Exercise instructions: Copy each line of the entries that contains the word "Themify".

Website and app data records:
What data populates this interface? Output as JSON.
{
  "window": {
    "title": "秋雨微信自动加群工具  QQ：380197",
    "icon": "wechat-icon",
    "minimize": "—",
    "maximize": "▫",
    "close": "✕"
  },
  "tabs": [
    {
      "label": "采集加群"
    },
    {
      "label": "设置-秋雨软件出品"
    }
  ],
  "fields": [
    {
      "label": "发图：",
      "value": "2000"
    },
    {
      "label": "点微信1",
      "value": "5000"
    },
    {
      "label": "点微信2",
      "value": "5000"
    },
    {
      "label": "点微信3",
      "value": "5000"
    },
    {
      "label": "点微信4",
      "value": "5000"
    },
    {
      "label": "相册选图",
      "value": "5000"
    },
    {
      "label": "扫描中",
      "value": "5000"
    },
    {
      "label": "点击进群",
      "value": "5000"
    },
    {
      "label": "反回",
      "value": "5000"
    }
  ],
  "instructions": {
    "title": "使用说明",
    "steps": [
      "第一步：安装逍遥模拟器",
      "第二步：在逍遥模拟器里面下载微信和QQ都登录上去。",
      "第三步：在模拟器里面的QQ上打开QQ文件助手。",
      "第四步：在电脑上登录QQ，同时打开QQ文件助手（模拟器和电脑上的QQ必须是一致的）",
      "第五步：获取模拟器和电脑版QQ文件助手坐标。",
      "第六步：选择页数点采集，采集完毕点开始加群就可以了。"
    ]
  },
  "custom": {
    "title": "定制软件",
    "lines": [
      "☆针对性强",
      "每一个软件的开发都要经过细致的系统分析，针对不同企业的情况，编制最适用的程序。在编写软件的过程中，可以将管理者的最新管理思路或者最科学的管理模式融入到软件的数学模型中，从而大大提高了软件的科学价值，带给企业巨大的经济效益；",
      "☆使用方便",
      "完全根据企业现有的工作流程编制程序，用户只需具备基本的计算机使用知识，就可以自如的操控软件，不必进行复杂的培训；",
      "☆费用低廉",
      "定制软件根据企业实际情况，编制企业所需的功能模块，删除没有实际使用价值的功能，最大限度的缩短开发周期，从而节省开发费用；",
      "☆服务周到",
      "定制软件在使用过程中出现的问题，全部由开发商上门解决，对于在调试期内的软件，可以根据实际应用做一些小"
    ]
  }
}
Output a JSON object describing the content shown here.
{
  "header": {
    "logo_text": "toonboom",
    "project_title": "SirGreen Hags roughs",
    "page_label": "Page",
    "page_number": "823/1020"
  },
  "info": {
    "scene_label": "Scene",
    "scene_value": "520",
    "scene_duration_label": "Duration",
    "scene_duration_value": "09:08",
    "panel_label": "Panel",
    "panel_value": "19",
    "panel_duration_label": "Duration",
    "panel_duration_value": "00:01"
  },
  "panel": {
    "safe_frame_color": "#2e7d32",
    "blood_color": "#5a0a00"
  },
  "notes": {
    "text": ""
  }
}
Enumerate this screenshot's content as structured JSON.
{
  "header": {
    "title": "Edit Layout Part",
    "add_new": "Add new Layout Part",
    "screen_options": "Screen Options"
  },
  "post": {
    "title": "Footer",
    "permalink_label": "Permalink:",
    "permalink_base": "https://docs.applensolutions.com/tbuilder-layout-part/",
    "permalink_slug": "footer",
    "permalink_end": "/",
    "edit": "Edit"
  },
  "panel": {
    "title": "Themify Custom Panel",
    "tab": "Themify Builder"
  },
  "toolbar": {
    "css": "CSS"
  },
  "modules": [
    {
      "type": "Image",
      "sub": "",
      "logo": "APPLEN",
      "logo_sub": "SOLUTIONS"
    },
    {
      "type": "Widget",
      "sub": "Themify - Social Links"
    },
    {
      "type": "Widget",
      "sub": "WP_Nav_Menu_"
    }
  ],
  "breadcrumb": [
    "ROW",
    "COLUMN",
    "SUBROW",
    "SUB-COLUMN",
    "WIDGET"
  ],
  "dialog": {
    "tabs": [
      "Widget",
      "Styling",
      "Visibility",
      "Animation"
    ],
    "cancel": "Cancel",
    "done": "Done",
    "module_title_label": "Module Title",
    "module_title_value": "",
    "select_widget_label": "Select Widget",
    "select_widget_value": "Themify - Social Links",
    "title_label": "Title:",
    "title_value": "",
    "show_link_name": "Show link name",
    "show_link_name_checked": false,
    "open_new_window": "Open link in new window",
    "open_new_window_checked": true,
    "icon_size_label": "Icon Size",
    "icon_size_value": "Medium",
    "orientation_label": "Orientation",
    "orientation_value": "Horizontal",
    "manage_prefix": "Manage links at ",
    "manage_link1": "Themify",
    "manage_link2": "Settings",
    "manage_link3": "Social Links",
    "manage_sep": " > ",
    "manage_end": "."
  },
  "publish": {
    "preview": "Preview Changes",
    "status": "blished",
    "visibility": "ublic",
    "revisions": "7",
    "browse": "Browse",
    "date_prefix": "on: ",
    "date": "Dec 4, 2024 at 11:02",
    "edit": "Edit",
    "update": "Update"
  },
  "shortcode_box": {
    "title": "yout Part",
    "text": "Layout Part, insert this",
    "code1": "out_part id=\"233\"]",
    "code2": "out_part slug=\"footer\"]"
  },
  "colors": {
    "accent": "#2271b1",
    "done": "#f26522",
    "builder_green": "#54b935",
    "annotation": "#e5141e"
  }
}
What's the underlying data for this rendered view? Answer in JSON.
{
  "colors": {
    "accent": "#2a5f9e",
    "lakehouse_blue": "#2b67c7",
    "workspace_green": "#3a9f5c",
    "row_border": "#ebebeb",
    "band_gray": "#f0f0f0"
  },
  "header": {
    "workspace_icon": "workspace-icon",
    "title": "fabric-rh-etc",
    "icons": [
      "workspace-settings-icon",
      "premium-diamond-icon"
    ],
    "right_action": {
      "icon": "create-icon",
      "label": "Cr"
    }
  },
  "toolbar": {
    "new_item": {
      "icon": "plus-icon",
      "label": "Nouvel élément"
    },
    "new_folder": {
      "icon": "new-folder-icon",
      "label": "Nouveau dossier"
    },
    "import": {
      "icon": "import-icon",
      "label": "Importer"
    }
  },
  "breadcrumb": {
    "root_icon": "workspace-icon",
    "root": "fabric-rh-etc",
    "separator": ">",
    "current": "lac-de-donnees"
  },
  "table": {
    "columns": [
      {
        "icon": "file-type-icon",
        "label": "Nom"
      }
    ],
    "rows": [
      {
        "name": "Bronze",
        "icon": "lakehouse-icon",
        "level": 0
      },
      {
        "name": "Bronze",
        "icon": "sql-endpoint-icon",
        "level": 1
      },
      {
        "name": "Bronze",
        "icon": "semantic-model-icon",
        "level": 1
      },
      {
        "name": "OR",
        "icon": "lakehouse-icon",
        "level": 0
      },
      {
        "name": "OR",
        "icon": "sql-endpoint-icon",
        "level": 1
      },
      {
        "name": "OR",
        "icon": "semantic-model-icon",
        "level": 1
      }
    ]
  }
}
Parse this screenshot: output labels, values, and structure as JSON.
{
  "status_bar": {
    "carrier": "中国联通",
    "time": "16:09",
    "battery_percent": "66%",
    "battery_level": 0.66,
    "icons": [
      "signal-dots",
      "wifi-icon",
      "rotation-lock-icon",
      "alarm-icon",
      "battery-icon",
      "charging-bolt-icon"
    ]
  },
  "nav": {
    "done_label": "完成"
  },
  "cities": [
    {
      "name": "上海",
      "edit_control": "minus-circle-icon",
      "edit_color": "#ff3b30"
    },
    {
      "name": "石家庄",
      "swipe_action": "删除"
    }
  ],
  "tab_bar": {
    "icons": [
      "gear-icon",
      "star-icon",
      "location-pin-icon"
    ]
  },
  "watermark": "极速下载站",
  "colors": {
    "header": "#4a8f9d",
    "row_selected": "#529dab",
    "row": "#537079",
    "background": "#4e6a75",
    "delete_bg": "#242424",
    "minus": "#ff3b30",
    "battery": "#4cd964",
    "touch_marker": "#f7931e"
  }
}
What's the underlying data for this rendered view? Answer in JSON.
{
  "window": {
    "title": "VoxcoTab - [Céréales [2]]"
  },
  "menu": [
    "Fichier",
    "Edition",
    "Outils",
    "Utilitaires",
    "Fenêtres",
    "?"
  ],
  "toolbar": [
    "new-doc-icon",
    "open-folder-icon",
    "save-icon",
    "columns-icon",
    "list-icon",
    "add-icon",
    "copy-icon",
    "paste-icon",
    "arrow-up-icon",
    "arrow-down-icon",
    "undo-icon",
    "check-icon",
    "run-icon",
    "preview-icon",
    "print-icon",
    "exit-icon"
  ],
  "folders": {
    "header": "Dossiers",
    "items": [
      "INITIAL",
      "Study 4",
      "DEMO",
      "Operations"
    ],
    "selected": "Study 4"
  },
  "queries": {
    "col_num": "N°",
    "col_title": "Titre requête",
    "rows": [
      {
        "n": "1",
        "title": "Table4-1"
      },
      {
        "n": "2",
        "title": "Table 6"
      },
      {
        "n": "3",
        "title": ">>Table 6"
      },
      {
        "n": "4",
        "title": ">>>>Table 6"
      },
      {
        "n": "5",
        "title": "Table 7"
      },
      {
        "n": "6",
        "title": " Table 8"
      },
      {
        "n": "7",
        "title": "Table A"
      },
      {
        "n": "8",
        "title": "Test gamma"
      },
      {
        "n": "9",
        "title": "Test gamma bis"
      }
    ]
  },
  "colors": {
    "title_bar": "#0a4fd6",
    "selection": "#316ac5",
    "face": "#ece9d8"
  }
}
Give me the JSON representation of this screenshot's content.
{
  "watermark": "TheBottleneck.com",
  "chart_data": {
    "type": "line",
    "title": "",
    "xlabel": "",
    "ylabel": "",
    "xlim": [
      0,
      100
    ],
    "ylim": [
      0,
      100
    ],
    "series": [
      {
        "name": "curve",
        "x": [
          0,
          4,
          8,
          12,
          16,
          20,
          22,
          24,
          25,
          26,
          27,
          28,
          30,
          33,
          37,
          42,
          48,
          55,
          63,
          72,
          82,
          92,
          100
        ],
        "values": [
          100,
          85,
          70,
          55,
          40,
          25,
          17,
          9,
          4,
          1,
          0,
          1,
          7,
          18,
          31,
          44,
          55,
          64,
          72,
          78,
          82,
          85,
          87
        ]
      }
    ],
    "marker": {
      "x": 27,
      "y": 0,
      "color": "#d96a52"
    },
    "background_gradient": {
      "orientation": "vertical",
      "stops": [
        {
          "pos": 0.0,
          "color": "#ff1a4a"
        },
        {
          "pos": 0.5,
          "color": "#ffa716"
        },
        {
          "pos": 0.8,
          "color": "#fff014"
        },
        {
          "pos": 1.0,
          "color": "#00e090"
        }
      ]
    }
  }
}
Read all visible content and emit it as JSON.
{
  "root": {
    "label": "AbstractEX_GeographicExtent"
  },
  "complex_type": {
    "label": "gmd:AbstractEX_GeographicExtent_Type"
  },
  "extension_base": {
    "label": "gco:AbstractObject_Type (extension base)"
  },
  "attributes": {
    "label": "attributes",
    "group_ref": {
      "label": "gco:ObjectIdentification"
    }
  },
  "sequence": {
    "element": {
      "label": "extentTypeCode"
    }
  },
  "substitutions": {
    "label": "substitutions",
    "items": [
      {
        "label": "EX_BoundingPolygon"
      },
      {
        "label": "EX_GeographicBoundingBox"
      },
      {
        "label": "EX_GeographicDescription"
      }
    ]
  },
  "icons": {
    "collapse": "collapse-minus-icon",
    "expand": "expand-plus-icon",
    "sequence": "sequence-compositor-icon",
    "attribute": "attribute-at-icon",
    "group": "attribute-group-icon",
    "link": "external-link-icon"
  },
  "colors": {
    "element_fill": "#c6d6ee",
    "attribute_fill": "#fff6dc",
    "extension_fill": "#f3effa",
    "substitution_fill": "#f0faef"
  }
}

Exercise result:
    "title": "Themify Custom Panel",
    "tab": "Themify Builder"
      "sub": "Themify - Social Links"
    "select_widget_value": "Themify - Social Links",
    "manage_link1": "Themify",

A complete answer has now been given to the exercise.